§ PROBLEM: Go through the data underneath and report how many lines hold the string "header", giving only the number.

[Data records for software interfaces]
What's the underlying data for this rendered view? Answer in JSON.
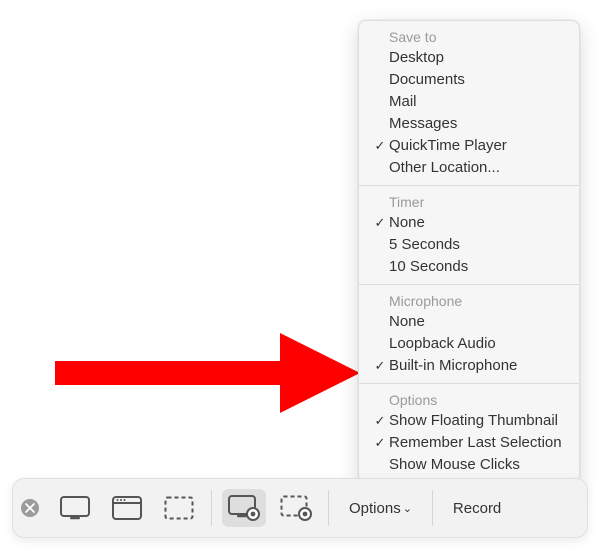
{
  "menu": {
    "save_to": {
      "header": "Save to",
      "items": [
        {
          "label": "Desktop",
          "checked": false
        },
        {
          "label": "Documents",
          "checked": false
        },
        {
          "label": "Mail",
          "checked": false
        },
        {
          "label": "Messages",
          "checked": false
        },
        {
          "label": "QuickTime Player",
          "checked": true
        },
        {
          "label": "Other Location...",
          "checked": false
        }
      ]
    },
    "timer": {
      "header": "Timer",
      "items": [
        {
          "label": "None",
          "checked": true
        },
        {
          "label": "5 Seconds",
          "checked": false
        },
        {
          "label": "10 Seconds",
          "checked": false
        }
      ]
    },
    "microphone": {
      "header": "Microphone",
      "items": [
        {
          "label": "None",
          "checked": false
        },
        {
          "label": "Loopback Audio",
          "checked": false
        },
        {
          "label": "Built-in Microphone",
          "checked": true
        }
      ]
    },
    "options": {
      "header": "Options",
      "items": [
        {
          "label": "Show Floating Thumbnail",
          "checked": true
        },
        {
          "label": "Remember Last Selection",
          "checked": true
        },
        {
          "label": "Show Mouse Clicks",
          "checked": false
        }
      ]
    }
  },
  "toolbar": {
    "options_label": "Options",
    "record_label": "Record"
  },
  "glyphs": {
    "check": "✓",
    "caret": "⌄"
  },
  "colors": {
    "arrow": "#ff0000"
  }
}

§ ANSWER FOR THE TASK: 4